Our classes started with stand-up paddleboarding demos to help any SUP newbies in the class (like me) feel more comfortable on the water.

Once everyone was given their boards, personal floatation devices, anchors, and paddles, we were off, making our way to a small cove of calm water on Theodore Roosevelt Island.

Once we reached the cove, everyone put down their anchors and settled into child’s pose before starting the practice. As the hour passed, we flowed through a series of modified vinyasa moves including Downward Facing Dog, Warrior III and, aptly, Boat pose.

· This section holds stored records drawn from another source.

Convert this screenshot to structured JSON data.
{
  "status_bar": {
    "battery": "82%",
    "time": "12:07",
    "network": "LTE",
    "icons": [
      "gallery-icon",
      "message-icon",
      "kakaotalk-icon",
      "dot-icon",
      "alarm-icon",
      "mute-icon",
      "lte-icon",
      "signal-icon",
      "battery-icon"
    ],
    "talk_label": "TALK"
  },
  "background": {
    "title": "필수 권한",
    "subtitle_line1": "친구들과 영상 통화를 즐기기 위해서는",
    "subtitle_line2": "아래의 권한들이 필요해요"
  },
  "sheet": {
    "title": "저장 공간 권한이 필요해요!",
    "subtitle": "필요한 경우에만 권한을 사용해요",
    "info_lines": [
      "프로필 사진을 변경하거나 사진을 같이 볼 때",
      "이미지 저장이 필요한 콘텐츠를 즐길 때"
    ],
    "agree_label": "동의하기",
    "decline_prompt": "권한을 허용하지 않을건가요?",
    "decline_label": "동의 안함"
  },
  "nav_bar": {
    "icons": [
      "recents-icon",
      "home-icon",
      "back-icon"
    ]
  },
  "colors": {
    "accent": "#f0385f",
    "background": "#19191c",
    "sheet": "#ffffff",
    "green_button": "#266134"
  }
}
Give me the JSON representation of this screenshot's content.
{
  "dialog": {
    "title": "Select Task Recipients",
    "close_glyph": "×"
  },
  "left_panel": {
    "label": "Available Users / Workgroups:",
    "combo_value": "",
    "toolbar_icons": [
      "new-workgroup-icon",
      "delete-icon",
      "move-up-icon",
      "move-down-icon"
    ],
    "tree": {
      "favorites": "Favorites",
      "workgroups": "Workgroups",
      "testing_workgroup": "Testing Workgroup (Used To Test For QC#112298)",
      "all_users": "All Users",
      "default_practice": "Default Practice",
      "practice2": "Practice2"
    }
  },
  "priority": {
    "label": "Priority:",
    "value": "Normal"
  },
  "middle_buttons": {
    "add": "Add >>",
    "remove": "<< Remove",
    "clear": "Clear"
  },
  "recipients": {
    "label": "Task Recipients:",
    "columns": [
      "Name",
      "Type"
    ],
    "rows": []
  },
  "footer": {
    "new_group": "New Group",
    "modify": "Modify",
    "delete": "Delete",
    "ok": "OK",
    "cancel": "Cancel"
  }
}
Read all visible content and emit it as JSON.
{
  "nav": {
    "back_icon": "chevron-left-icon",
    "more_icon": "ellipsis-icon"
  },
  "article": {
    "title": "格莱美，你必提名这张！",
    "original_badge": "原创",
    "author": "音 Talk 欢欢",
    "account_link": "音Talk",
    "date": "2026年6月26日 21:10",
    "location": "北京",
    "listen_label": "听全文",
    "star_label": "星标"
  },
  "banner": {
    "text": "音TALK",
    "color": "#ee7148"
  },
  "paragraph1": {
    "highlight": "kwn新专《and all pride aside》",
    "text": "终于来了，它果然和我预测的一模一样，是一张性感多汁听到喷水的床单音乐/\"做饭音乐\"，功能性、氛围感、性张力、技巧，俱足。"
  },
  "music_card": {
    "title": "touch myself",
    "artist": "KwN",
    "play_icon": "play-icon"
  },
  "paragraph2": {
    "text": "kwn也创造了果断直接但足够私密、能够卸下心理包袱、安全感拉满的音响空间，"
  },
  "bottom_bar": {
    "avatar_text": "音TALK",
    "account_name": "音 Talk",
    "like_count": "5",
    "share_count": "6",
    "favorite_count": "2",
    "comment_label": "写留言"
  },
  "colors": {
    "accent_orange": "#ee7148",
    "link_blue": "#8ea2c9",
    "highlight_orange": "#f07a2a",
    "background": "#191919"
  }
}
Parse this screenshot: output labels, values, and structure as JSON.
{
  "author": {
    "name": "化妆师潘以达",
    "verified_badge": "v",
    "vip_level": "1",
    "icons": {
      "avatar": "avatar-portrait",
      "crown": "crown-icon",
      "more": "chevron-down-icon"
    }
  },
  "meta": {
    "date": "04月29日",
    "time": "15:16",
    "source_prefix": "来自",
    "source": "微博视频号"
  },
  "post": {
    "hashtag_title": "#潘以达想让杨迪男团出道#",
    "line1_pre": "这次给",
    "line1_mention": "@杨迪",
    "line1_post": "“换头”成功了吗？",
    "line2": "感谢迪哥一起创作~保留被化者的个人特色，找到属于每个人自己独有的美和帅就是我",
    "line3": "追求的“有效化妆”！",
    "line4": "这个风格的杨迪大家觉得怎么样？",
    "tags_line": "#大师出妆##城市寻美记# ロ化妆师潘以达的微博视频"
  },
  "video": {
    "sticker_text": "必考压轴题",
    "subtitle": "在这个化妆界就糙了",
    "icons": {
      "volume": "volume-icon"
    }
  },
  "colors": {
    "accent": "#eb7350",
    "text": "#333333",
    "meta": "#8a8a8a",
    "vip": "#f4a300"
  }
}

It was especially fun (and humbling!) to discover that on the water, simpler asanas, like Downward Facing Dog split, became much more challenging. Daly, who’s been teaching SUP yoga classes in DC and her native New Jersey for more than two years now, says watching people adjust to the elements is one of her favorite parts about teaching SUP yoga.

“Seeing people’s faces when they do a lunge or a pose and they’re like, ‘Yeah, I’m on a paddleboard and I’m loving this,’ and then the breeze blows and there are birds,” is a great moment, Daly said. “I think it’s like seeing when it clicks for people that this is different than anything they’ve ever done — and really relaxing and fun. ”

DCIM102GOPROStill, the best part of the class, I think, was the end.

As I lay on my paddleboard in Savasana, listening to the chirping birds overhead, for a split second, I felt like I wasn’t in Washington, DC. Maybe it was the post-yoga endorphins. Maybe it was the calmness of the water.

Whatever it was, something about Ebb + Flow Yoga’s SUP yoga class seemed to magically melt away the stress of city living and made me forget, for a moment, that it was only Monday.

Photos by Sandi Moynihan & Jane Daly

Author’s note: This article reflects my own personal opinions. Although they gave me a complimentary class ($35 value), Ebb + Flow did not pay me to write this story.